==== Records provided

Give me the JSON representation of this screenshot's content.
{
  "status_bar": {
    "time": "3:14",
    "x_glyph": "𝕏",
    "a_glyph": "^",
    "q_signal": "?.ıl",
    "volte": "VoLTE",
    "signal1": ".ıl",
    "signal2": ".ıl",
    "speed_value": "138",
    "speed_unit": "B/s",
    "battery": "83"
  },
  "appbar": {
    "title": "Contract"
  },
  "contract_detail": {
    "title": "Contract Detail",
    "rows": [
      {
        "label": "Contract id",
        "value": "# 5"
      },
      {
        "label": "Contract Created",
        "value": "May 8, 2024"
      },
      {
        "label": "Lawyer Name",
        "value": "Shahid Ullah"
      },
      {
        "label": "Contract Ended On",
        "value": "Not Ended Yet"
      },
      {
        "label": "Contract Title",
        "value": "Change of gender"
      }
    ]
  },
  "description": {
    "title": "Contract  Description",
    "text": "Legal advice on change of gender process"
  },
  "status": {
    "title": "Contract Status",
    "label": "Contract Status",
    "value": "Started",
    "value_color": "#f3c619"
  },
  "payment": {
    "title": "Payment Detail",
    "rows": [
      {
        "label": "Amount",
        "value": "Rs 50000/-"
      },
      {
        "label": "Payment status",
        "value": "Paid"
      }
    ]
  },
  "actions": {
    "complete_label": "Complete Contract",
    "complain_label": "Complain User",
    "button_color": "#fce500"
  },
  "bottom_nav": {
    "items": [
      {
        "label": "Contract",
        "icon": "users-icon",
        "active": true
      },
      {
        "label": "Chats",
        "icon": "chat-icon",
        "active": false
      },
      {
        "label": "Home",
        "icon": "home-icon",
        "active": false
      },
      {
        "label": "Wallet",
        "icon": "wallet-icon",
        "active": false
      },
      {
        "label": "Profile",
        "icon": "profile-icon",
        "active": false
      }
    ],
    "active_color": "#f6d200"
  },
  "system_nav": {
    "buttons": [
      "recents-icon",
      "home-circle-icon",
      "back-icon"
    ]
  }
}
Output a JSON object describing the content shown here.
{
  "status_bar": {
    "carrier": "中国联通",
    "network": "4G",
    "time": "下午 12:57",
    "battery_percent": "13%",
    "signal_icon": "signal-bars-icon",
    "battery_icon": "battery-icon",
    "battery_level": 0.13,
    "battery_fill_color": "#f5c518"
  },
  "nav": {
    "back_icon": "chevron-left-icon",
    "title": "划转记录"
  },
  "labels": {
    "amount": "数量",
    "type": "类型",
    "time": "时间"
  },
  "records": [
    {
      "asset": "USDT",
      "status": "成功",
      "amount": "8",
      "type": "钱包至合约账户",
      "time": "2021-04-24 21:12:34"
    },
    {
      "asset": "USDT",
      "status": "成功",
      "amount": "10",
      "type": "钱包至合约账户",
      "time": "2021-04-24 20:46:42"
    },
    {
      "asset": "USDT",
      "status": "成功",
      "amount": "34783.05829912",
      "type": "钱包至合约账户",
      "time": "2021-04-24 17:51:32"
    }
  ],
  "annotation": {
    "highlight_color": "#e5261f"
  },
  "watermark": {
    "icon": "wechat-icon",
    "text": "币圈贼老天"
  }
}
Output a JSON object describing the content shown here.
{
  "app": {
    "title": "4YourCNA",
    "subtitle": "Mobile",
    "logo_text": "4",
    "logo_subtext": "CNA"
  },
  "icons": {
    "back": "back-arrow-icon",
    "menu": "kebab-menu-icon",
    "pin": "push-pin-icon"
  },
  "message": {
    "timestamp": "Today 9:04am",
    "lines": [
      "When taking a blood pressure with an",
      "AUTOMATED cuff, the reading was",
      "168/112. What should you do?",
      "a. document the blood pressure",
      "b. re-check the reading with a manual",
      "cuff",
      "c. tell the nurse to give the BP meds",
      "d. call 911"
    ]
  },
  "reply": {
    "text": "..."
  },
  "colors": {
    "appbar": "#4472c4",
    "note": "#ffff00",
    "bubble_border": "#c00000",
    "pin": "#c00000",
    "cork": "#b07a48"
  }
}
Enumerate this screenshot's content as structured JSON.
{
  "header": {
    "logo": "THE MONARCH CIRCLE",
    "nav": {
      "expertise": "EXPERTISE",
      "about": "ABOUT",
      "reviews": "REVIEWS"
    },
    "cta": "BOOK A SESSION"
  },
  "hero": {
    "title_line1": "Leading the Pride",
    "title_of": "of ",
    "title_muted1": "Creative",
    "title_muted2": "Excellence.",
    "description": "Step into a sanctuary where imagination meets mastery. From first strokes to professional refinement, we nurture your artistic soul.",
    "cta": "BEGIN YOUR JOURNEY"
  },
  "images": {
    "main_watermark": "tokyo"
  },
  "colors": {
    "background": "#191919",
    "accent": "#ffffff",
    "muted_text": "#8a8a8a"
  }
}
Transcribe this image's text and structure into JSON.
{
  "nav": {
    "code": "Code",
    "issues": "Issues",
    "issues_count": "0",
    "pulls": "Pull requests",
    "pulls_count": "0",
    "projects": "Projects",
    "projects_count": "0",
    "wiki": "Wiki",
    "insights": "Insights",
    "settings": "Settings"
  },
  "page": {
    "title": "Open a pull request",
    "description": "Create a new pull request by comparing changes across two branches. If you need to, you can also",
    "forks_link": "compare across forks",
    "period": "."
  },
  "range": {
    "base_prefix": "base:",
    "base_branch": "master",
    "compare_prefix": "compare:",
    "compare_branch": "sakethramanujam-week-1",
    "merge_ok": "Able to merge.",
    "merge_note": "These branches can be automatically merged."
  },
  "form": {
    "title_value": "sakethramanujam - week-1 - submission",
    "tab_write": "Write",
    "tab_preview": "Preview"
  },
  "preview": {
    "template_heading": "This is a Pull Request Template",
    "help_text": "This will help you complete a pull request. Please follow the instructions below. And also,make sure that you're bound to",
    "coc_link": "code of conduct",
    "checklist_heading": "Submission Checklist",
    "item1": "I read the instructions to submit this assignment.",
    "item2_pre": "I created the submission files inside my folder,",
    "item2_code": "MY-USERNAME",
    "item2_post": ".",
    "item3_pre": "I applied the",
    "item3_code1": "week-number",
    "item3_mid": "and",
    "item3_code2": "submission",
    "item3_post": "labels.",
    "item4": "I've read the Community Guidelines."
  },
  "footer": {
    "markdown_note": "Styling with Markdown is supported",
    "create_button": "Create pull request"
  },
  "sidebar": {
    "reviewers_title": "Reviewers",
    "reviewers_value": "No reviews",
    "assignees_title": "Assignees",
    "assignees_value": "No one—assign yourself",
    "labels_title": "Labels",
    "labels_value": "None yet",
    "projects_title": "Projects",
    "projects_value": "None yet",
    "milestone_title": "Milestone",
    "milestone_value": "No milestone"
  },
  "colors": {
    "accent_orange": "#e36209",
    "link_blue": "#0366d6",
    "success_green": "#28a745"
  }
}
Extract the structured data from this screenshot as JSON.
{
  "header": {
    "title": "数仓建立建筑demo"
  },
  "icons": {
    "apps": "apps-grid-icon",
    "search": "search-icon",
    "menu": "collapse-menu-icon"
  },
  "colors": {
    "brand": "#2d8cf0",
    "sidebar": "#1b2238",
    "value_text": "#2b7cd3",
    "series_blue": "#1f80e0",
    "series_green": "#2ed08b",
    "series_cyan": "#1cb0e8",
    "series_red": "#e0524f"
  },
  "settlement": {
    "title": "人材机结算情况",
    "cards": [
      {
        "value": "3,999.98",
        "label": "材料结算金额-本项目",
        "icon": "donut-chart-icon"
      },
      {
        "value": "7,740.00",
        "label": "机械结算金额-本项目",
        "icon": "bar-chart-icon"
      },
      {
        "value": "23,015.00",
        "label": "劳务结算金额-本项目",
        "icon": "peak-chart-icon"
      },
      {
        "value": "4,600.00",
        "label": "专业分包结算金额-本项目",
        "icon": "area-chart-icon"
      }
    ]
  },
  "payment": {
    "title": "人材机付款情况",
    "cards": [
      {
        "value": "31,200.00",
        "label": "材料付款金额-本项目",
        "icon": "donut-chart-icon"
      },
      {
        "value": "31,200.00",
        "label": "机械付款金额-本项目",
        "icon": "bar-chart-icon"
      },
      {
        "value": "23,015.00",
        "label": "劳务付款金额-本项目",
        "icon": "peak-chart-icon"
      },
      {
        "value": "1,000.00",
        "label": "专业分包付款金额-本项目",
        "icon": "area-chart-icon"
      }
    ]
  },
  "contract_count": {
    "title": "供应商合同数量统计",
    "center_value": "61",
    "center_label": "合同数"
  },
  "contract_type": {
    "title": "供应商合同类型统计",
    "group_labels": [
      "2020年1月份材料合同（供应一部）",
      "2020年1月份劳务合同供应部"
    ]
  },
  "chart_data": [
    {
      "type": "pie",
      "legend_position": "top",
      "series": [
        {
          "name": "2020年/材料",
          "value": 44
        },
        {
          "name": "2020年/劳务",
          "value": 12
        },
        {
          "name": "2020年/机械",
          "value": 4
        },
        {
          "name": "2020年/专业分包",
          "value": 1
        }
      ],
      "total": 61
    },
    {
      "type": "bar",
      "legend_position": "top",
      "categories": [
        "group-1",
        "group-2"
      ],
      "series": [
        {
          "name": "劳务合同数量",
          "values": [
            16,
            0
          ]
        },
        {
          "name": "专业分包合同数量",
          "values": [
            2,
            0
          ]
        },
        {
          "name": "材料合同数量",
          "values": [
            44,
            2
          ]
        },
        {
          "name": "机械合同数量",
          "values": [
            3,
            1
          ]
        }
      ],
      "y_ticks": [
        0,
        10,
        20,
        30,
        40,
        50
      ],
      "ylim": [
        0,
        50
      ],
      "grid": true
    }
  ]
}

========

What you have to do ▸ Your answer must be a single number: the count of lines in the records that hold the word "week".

Answer to the problem ▸ 3